A duty to wear face masks in the workplace

We have now reached the questionable milestone that the coronavirus has been among us for 2 years. In this past year, we have faced many new measures and obligations. Such as the obligation to wear masks, introduced after a lot of hassle. This duty to wear masks also affects the workplace in shops, within education and in theatres and museums, among others. In addition, there will also be other employers who want to introduce compulsory mouth caps in workplaces where this has not yet been made compulsory by the government. The question that then arises is whether employers can proceed to do so and, if so, whether and how can action be taken against employees who subsequently refuse to wear a face mask? A subdistrict court judge has now given a clear answer to this question.


The case the subdistrict court had to deal with concerned a pastry shop, or shop where wearing a mouth mask has been made compulsory for everyone since 1 December. However, the employer in question had already introduced a duty to wear mouth caps in October. One of its employees, an order delivery driver, subsequently refused to wear the mouth mask on the occasions when he was briefly in the shop to collect his orders for the day.

What makes this ruling interesting for practitioners is that the subdistrict court ruled that making it compulsory to wear a mouth mask falls under the employer’s right of instruction and that employers have an interest in drawing a single line for all employees in this regard.

The employer’s right of instruction is laid down in Section 7:660 of the Civil Code. When applying this right to instruction, it is important that an instruction serves a legitimate purpose. The subdistrict court ruled that this was the case. After all, every employer must ensure a healthy and safe working environment under the Working Conditions Act and the Working Conditions Decree, which includes taking measures to prevent infection with the coronavirus in the workplace, under penalty of sanctions.

In addition, the subdistrict court considered that the employer had a second legitimate aim in introducing the obligation to wear mouth caps. After all, an employer also has the business interest to protect, because the employer has an obligation to continue paying wages in case of illness, which also applies when employees have to be quarantined and cannot work as a result of a possible corona infection.

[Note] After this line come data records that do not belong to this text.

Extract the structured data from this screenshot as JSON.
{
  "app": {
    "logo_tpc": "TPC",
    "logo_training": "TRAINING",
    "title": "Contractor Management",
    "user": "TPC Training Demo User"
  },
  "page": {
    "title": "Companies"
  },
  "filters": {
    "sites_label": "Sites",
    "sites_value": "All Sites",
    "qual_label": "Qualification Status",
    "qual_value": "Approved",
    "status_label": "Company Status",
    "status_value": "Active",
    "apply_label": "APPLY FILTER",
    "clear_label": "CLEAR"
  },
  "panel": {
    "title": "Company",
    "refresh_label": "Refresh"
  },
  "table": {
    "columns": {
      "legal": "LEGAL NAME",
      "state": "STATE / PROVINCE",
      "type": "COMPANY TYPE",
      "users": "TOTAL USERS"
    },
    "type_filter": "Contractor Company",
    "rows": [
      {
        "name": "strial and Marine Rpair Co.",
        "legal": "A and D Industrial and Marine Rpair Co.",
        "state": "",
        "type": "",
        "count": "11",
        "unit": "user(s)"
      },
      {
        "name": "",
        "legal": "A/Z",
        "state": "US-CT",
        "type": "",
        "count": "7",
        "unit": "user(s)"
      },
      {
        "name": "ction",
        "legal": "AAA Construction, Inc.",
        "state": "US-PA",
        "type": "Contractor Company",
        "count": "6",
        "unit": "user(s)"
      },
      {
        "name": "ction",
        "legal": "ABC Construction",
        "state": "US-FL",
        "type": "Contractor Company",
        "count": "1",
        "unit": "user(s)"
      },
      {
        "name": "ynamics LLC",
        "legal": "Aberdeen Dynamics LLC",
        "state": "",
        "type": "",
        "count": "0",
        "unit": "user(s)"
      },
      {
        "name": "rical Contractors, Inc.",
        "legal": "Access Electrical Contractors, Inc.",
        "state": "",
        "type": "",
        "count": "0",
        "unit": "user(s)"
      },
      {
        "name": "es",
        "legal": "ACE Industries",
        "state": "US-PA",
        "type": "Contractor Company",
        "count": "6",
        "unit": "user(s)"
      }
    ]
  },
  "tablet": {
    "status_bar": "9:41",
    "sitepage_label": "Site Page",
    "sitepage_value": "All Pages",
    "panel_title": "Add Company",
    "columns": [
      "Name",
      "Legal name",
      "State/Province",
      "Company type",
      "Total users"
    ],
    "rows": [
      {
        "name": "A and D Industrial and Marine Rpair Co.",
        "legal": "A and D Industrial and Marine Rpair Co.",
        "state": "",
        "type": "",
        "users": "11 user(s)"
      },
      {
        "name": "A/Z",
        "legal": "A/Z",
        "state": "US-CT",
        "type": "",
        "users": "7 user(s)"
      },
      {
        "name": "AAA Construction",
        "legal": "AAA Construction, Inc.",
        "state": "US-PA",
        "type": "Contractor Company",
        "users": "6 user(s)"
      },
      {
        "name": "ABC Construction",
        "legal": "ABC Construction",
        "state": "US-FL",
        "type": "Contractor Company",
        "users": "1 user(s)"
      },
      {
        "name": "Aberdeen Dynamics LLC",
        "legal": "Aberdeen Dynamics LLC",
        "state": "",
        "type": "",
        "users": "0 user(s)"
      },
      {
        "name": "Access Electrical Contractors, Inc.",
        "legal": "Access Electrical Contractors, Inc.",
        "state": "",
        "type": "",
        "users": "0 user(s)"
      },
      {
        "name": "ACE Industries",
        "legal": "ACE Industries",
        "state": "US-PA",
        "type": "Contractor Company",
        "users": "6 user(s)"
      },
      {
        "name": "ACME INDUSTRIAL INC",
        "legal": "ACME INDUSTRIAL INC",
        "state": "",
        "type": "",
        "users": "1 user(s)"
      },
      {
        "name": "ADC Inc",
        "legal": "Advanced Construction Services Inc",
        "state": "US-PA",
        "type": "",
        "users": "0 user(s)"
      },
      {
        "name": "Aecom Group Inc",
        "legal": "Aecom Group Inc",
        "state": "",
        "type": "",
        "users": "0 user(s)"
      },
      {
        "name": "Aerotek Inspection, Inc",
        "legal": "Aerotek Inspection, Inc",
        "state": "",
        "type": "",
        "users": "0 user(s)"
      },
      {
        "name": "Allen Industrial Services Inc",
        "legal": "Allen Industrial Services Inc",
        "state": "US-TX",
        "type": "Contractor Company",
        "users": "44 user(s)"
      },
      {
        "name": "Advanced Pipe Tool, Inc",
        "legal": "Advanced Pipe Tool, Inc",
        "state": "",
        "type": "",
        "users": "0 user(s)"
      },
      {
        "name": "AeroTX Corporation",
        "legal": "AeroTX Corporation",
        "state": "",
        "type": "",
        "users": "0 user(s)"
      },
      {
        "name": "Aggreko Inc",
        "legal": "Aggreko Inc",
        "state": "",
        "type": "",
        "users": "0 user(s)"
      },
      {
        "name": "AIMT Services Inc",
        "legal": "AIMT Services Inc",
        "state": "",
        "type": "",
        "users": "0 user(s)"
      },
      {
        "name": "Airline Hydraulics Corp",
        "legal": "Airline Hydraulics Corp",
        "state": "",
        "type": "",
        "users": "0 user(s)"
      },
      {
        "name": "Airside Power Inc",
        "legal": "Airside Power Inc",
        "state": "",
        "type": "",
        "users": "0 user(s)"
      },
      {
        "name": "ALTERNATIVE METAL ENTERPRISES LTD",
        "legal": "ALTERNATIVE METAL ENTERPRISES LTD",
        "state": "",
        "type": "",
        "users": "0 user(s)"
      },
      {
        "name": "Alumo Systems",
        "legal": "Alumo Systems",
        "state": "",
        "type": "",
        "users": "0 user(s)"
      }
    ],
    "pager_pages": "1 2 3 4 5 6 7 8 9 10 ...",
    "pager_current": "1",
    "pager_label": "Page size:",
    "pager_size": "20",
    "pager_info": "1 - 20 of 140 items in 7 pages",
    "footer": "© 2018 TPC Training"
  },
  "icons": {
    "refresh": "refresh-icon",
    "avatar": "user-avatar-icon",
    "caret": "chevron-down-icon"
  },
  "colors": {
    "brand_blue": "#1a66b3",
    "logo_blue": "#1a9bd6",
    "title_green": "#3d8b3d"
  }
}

The subdistrict court took into account that although the effectiveness of mouth caps is disputed, it is a socially accepted remedy. The subdistrict court therefore held that wearing a mouth mask during the coronagraph contributes to health and safety in the workplace and that an employer thus has a legitimate aim. This dismissed the employee’s appeal that the duty to wear mouthguards infringed his privacy.


In short, we can conclude from this ruling that even employers within sectors not yet designated by the government can unilaterally introduce a duty to wear mouth caps in the workplace on the basis of the employer’s right of instruction. After all, the legitimate purpose that was decisive for the instruction in this ruling will also apply to most other employers. If employees subsequently refuse to follow the instruction, a suspension and – after warning – a wage sanction may be imposed.


Employers should bear in mind that if a works council has been set up within the company, or if a staff representative body is active, such a decision must be submitted there.

In addition, there may of course be cases where, for medical or psychological reasons, employees cannot be expected to wear a face mask while working. When such a situation arises, we recommend trying to find a suitable solution in consultation with the employee, and possibly also the company doctor.

Any questions? Feel free to contact us.